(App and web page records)
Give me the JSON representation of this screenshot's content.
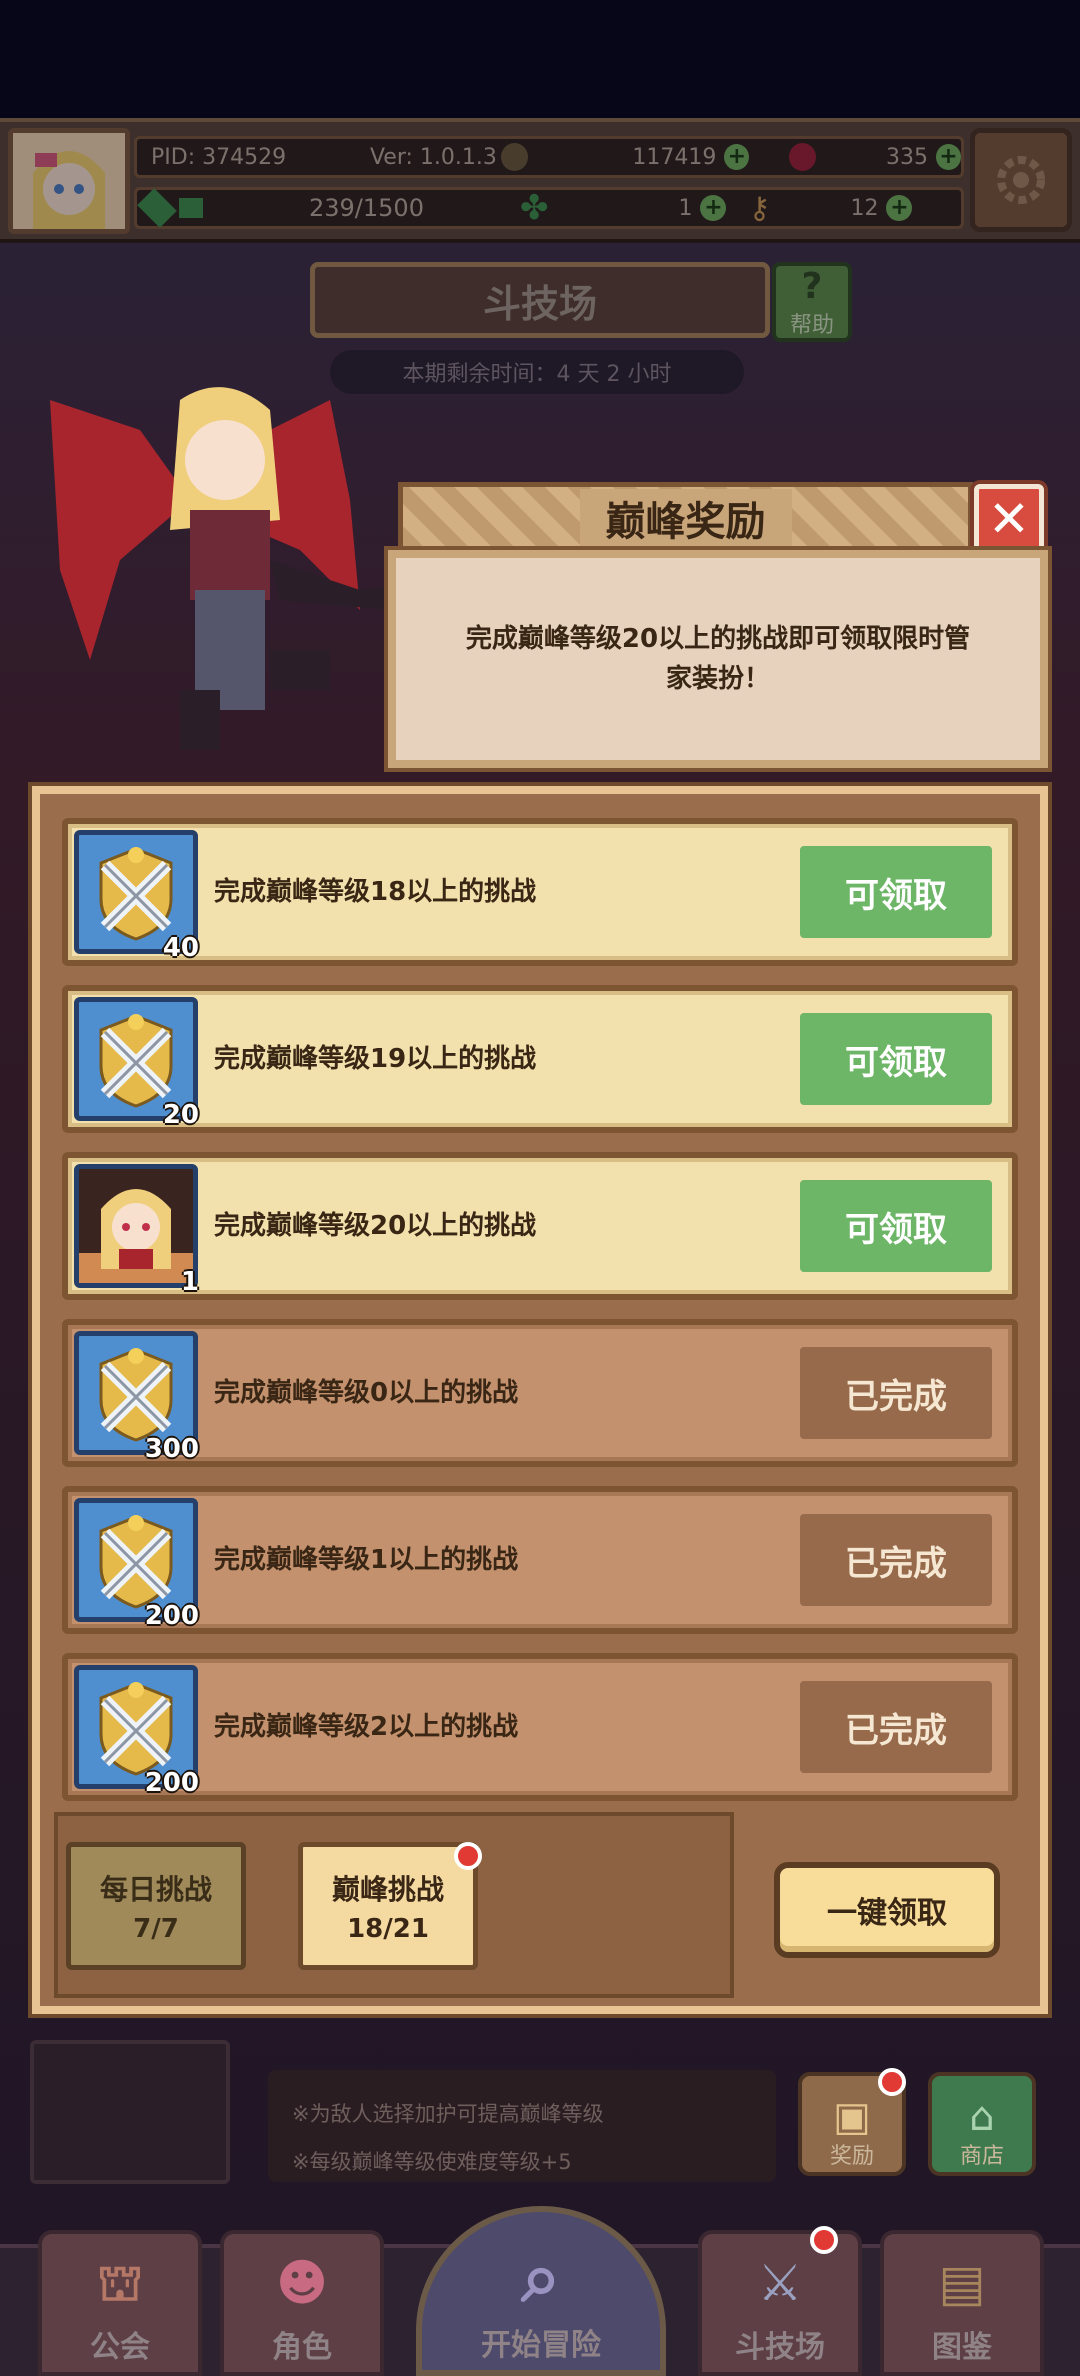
{
  "header": {
    "pid": "PID: 374529",
    "version": "Ver: 1.0.1.3",
    "gold": "117419",
    "gems": "335",
    "energy": "239/1500",
    "clover": "1",
    "keys": "12"
  },
  "arena": {
    "title": "斗技场",
    "help_label": "帮助",
    "timer": "本期剩余时间：4 天 2 小时"
  },
  "popup": {
    "title": "巅峰奖励",
    "description": "完成巅峰等级20以上的挑战即可领取限时管家装扮！"
  },
  "rewards": [
    {
      "text": "完成巅峰等级18以上的挑战",
      "count": "40",
      "button": "可领取",
      "icon": "sword-shield-icon"
    },
    {
      "text": "完成巅峰等级19以上的挑战",
      "count": "20",
      "button": "可领取",
      "icon": "sword-shield-icon"
    },
    {
      "text": "完成巅峰等级20以上的挑战",
      "count": "1",
      "button": "可领取",
      "icon": "vampire-portrait-icon"
    },
    {
      "text": "完成巅峰等级0以上的挑战",
      "count": "300",
      "button": "已完成",
      "icon": "sword-shield-icon"
    },
    {
      "text": "完成巅峰等级1以上的挑战",
      "count": "200",
      "button": "已完成",
      "icon": "sword-shield-icon"
    },
    {
      "text": "完成巅峰等级2以上的挑战",
      "count": "200",
      "button": "已完成",
      "icon": "sword-shield-icon"
    }
  ],
  "tabs": {
    "daily_label": "每日挑战",
    "daily_progress": "7/7",
    "peak_label": "巅峰挑战",
    "peak_progress": "18/21"
  },
  "claim_all": "一键领取",
  "tips": {
    "line1": "※为敌人选择加护可提高巅峰等级",
    "line2": "※每级巅峰等级使难度等级+5"
  },
  "side_buttons": {
    "reward": "奖励",
    "shop": "商店"
  },
  "nav": {
    "guild": "公会",
    "character": "角色",
    "start": "开始冒险",
    "arena": "斗技场",
    "codex": "图鉴"
  },
  "colors": {
    "claim_green": "#6db567",
    "done_brown": "#966a4b",
    "badge_red": "#e13a35"
  }
}
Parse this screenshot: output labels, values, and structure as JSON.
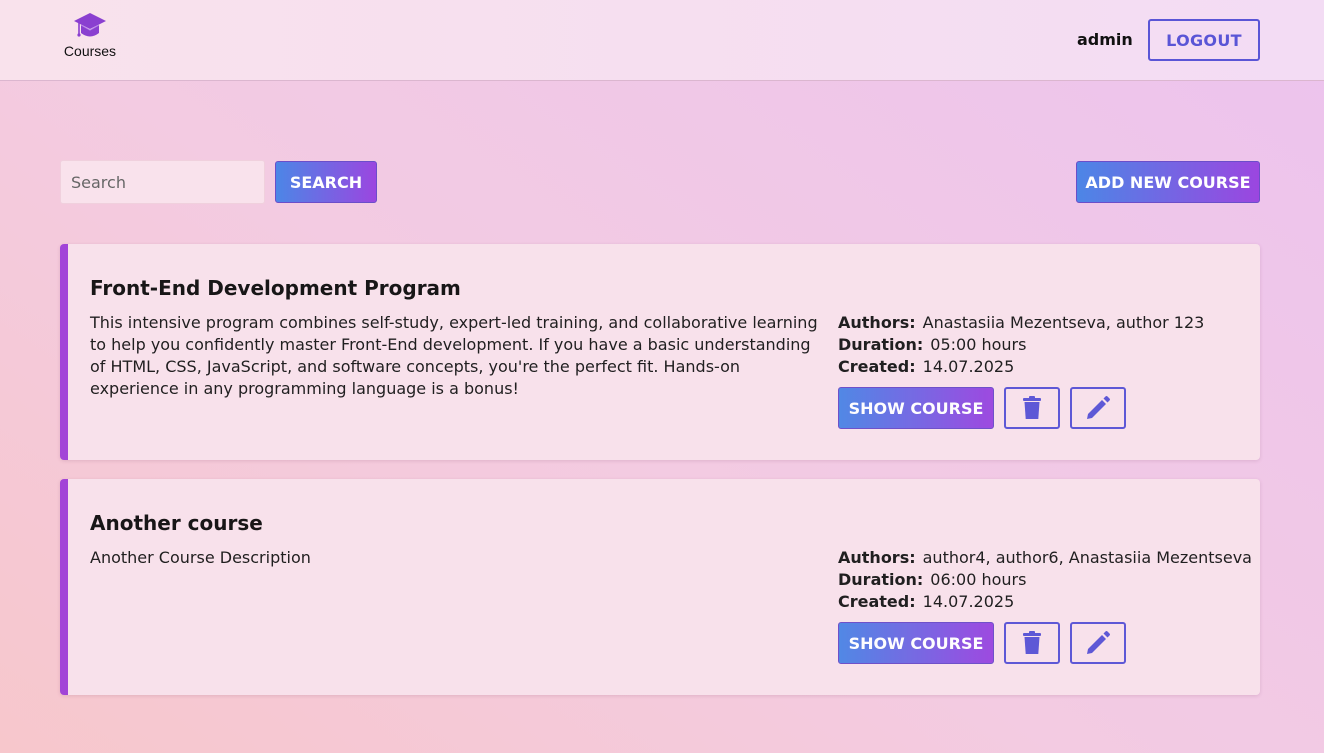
{
  "header": {
    "logo_text": "Courses",
    "username": "admin",
    "logout_label": "LOGOUT"
  },
  "toolbar": {
    "search_placeholder": "Search",
    "search_value": "",
    "search_label": "SEARCH",
    "add_label": "ADD NEW COURSE"
  },
  "labels": {
    "authors": "Authors:",
    "duration": "Duration:",
    "created": "Created:",
    "show_course": "SHOW COURSE"
  },
  "courses": [
    {
      "title": "Front-End Development Program",
      "description": "This intensive program combines self-study, expert-led training, and collaborative learning to help you confidently master Front-End development. If you have a basic understanding of HTML, CSS, JavaScript, and software concepts, you're the perfect fit. Hands-on experience in any programming language is a bonus!",
      "authors": "Anastasiia Mezentseva, author 123",
      "duration": "05:00 hours",
      "created": "14.07.2025"
    },
    {
      "title": "Another course",
      "description": "Another Course Description",
      "authors": "author4, author6, Anastasiia Mezentseva",
      "duration": "06:00 hours",
      "created": "14.07.2025"
    }
  ],
  "colors": {
    "accent": "#5a55d6",
    "card_border": "#a040d8",
    "gradient_start": "#4c86e6",
    "gradient_end": "#9b46e0"
  },
  "icons": {
    "logo": "graduation-cap-icon",
    "delete": "trash-icon",
    "edit": "pencil-icon"
  }
}
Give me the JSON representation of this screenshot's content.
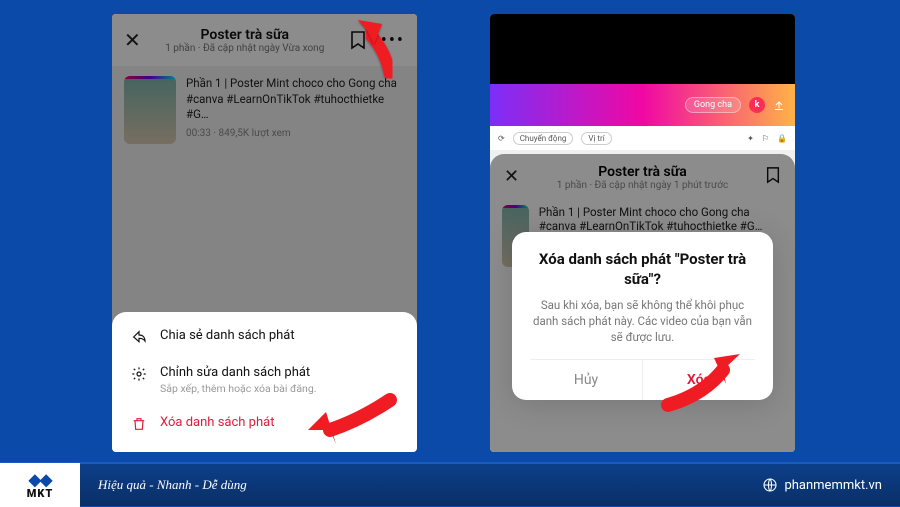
{
  "left": {
    "header": {
      "title": "Poster trà sữa",
      "subtitle": "1 phần · Đã cập nhật ngày Vừa xong"
    },
    "card": {
      "title": "Phần 1 | Poster Mint choco cho Gong cha #canva #LearnOnTikTok #tuhocthietke #G…",
      "meta": "00:33 · 849,5K lượt xem"
    },
    "sheet": {
      "share": "Chia sẻ danh sách phát",
      "edit": "Chỉnh sửa danh sách phát",
      "edit_sub": "Sắp xếp, thêm hoặc xóa bài đăng.",
      "delete": "Xóa danh sách phát"
    }
  },
  "right": {
    "grad": {
      "pill": "Gong cha",
      "avatar": "k"
    },
    "toolbar": {
      "chip1": "Chuyển động",
      "chip2": "Vị trí"
    },
    "header": {
      "title": "Poster trà sữa",
      "subtitle": "1 phần · Đã cập nhật ngày 1 phút trước"
    },
    "card": {
      "line": "Phần 1 | Poster Mint choco cho Gong cha #canva #LearnOnTikTok #tuhocthietke #G…"
    },
    "confirm": {
      "title": "Xóa danh sách phát \"Poster trà sữa\"?",
      "body": "Sau khi xóa, bạn sẽ không thể khôi phục danh sách phát này. Các video của bạn vẫn sẽ được lưu.",
      "cancel": "Hủy",
      "delete": "Xóa"
    }
  },
  "footer": {
    "logo_text": "MKT",
    "tagline": "Hiệu quả - Nhanh - Dễ dùng",
    "site": "phanmemmkt.vn"
  }
}
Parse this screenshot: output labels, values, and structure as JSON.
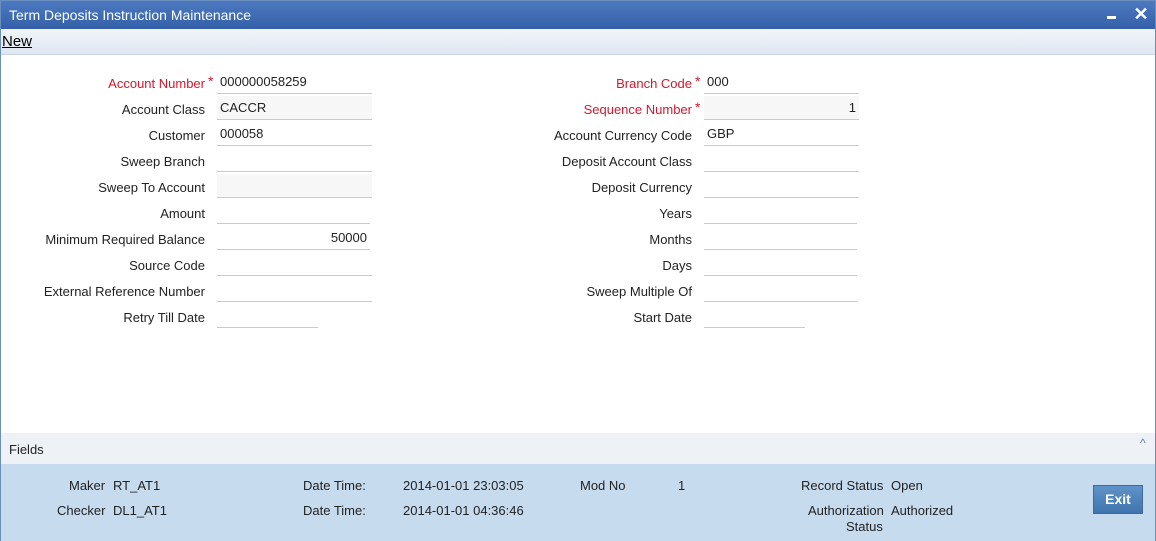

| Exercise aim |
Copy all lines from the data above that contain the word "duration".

| Solution to this problem |
    "duration": "Duration:",
      "duration": "05:00 hours",
      "duration": "06:00 hours",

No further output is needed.